Twenty years ago, when venture capitalists invested in young founders, they usually insisted that founders team up with older, seasoned executives to provide “adult supervision.” Lately the conventional wisdom has been that it’s better to let young founders go it alone. The consequences have been predictably disastrous. Young male founders hire young male employees, and spend huge money building kooky office frat houses.
In the tech industry the practice of bros hiring bros is known as “culture fit,” and it’s presented as a good thing. The problem with “culture fit” is that unless you’re a twenty-something white person, you don’t fit. People of a certain age, people of color, and women — most of us, in other words — are often unwelcome. This huge, dynamic industry, which is generating so much wealth, has walled itself off from most of the workforce, telling millions of people that they cannot participate. This situation obviously shortchanges a lot of workers, but it also hurts tech companies by depriving them of talent.
Age bias goes hand-in-hand with other forms of bias. HubSpot had many female employees, but few in top management positions. The company was run (and still is) mostly by white men. As far as I could tell, there were no African-American employees. Once, after sitting through a company all-hands meeting and being stunned by the ocean of white faces, I wrote to a woman in HR asking if the company had any statistics on diversity. HubSpot prided itself on possessing numbers for everything, and being a “data-driven organization.” I received a terse reply: “No. Why?”
I spent three decades in newsrooms, working alongside colleagues of all ages, from recent college graduates to people in their sixties and seventies. At Forbes I wrote for an editor who was 78 years old. At Newsweek I reported to an editor-in-chief who was nine years younger than I was. Age was never an issue. The companies I worked for weren’t perfect, but they had a wider range of talent and were better managed than most tech startups. They also didn’t have the kind of frat-house culture that has become common in Silicon Valley, and the lack of oversight and corporate control that come with it.
I lasted 20 months at HubSpot. My time there was filled with incidents in which colleagues demonstrated they shared Halligan’s low regard for older workers. After I left the company, I announced I was writing a memoir about my experience as a 50-something guy trying to work in startup land. Apparently some of the company’s executives freaked out about what might be in the book, and they did something so crazy that I still almost can’t believe it.

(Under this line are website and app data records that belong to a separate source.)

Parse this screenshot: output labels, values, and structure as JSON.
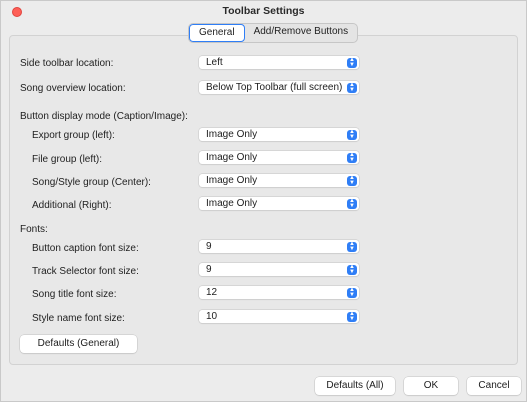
{
  "window": {
    "title": "Toolbar Settings"
  },
  "tabs": [
    {
      "label": "General",
      "selected": true
    },
    {
      "label": "Add/Remove Buttons",
      "selected": false
    }
  ],
  "general": {
    "side_toolbar": {
      "label": "Side toolbar location:",
      "value": "Left"
    },
    "song_overview": {
      "label": "Song overview location:",
      "value": "Below Top Toolbar (full screen)"
    },
    "button_display_heading": "Button display mode (Caption/Image):",
    "button_display": [
      {
        "label": "Export group (left):",
        "value": "Image Only"
      },
      {
        "label": "File group (left):",
        "value": "Image Only"
      },
      {
        "label": "Song/Style group (Center):",
        "value": "Image Only"
      },
      {
        "label": "Additional (Right):",
        "value": "Image Only"
      }
    ],
    "fonts_heading": "Fonts:",
    "fonts": [
      {
        "label": "Button caption font size:",
        "value": "9"
      },
      {
        "label": "Track Selector font size:",
        "value": "9"
      },
      {
        "label": "Song title font size:",
        "value": "12"
      },
      {
        "label": "Style name font size:",
        "value": "10"
      }
    ],
    "defaults_general_label": "Defaults (General)"
  },
  "footer": {
    "defaults_all_label": "Defaults (All)",
    "ok_label": "OK",
    "cancel_label": "Cancel"
  },
  "colors": {
    "accent": "#2f7ef6",
    "close_button": "#fe5f57"
  },
  "icons": {
    "popup_chevron": "chevron-up-down-icon",
    "close": "close-icon"
  }
}
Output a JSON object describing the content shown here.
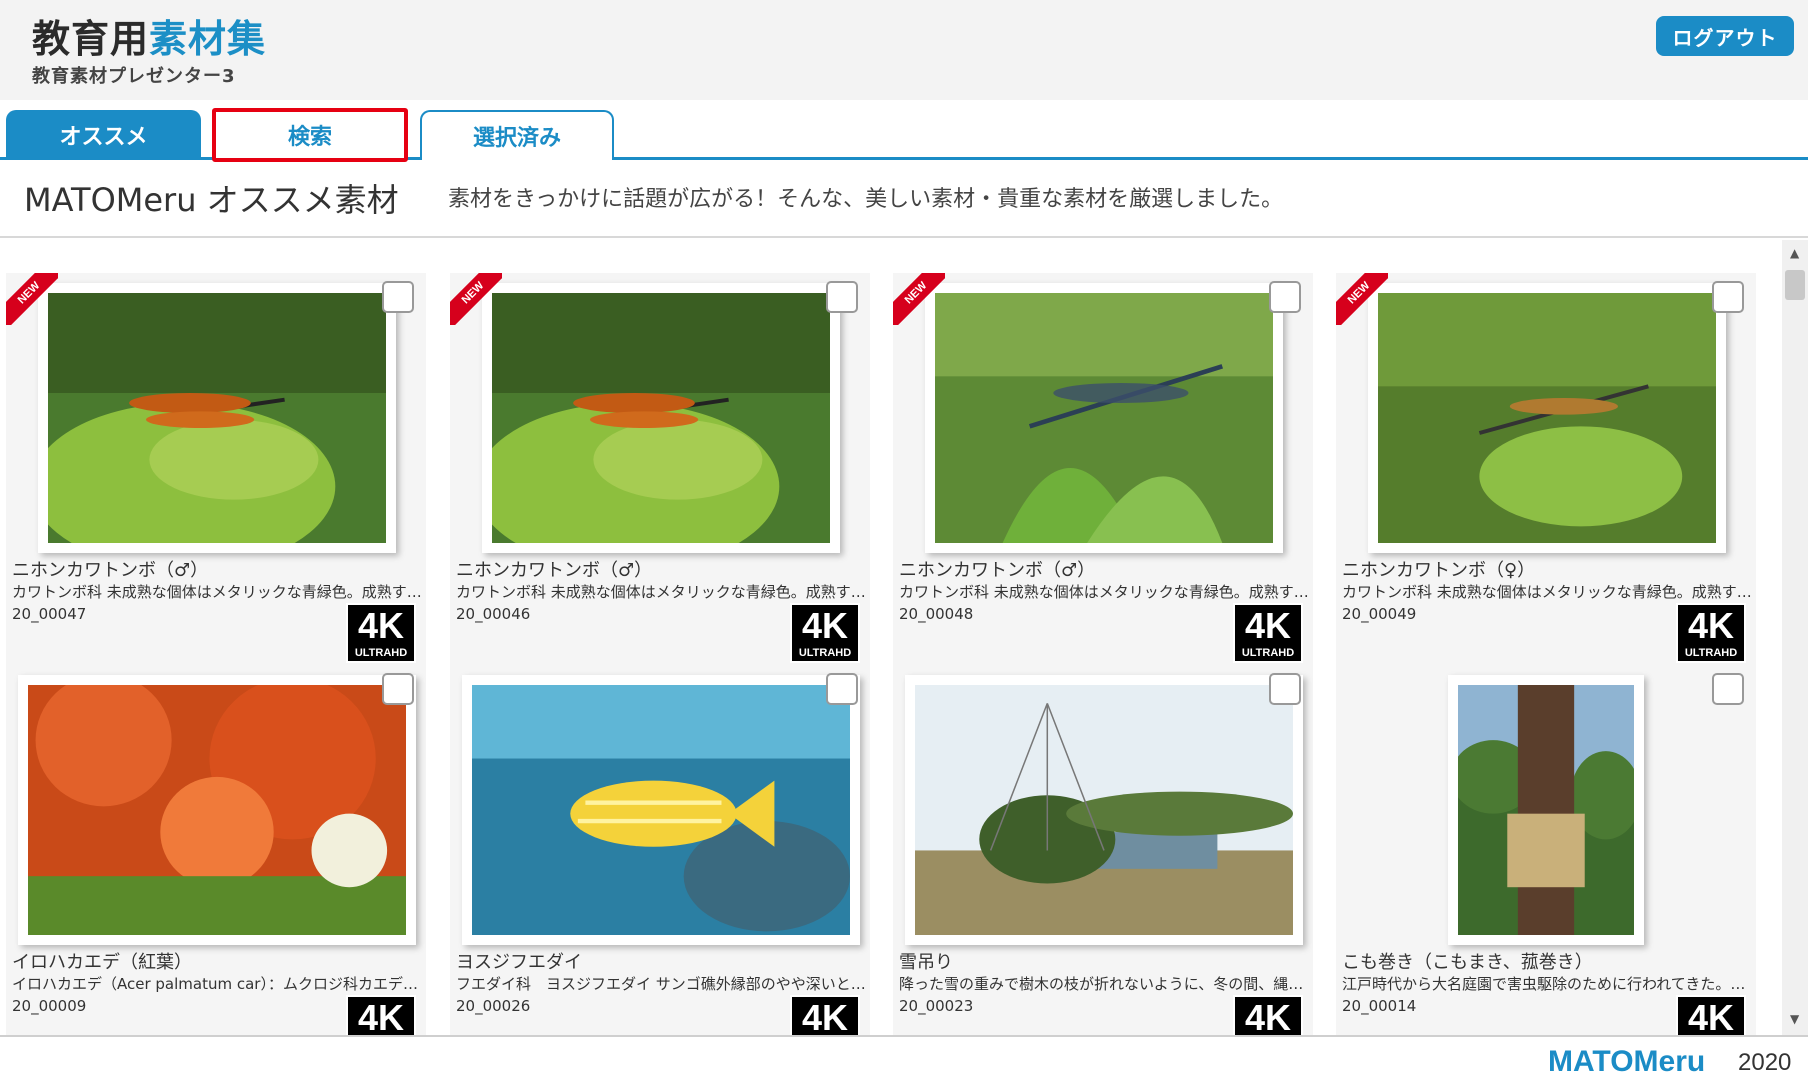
{
  "header": {
    "logo_main_a": "教育用",
    "logo_main_b": "素材集",
    "logo_sub": "教育素材プレゼンター3",
    "logout_label": "ログアウト"
  },
  "tabs": [
    {
      "label": "オススメ",
      "active": true
    },
    {
      "label": "検索",
      "active": false,
      "highlighted": true
    },
    {
      "label": "選択済み",
      "active": false
    }
  ],
  "section": {
    "title": "MATOMeru オススメ素材",
    "description": "素材をきっかけに話題が広がる！そんな、美しい素材・貴重な素材を厳選しました。"
  },
  "badge": {
    "big": "4K",
    "small": "ULTRAHD",
    "new": "NEW"
  },
  "cards": [
    {
      "title": "ニホンカワトンボ（♂）",
      "desc": "カワトンボ科 未成熟な個体はメタリックな青緑色。成熟す…",
      "id": "20_00047",
      "is_new": true,
      "image": "dragonfly-orange"
    },
    {
      "title": "ニホンカワトンボ（♂）",
      "desc": "カワトンボ科 未成熟な個体はメタリックな青緑色。成熟す…",
      "id": "20_00046",
      "is_new": true,
      "image": "dragonfly-orange"
    },
    {
      "title": "ニホンカワトンボ（♂）",
      "desc": "カワトンボ科 未成熟な個体はメタリックな青緑色。成熟す…",
      "id": "20_00048",
      "is_new": true,
      "image": "dragonfly-blue"
    },
    {
      "title": "ニホンカワトンボ（♀）",
      "desc": "カワトンボ科 未成熟な個体はメタリックな青緑色。成熟す…",
      "id": "20_00049",
      "is_new": true,
      "image": "dragonfly-green"
    },
    {
      "title": "イロハカエデ（紅葉）",
      "desc": "イロハカエデ（Acer palmatum car）：ムクロジ科カエデ属…",
      "id": "20_00009",
      "is_new": false,
      "image": "maple"
    },
    {
      "title": "ヨスジフエダイ",
      "desc": "フエダイ科　ヨスジフエダイ サンゴ礁外縁部のやや深いと…",
      "id": "20_00026",
      "is_new": false,
      "image": "fish"
    },
    {
      "title": "雪吊り",
      "desc": "降った雪の重みで樹木の枝が折れないように、冬の間、縄で…",
      "id": "20_00023",
      "is_new": false,
      "image": "yukitsuri"
    },
    {
      "title": "こも巻き（こもまき、菰巻き）",
      "desc": "江戸時代から大名庭園で害虫駆除のために行われてきた。「…",
      "id": "20_00014",
      "is_new": false,
      "image": "komomaki"
    }
  ],
  "footer": {
    "logo": "MATOMeru",
    "year": "2020"
  },
  "colors": {
    "accent": "#1b8cc6",
    "highlight": "#e60012",
    "new": "#d6001c"
  }
}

According to the FBI, which investigated, these executives tried to hack into computers to steal the manuscript, and also tried to prevent publication of the book by engaging in extortion. No criminal charges have been filed, but the hacking, extortion, and ensuing cover-up raised questions about HubSpot’s culture and the trustworthiness of its leadership. HubSpot’s board fired the CMO, and sanctioned Halligan, the CEO. A vice president resigned before the board could decide whether to terminate him. The board still won’t tell me what happened.
It occurs to me that the fiasco might not have occurred if HubSpot were run by more mature people — people with the “gray hair and experience” that Halligan derided. Embracing diversity isn’t just a nice thing to do; it’s also smart business.
Dan Lyons is a novelist, journalist, and a screenwriter on the HBO comedy series, Silicon Valley. He is also the author of the new book, “Disrupted: My Misadventure in the Startup Bubble,” on sale now from Hachette.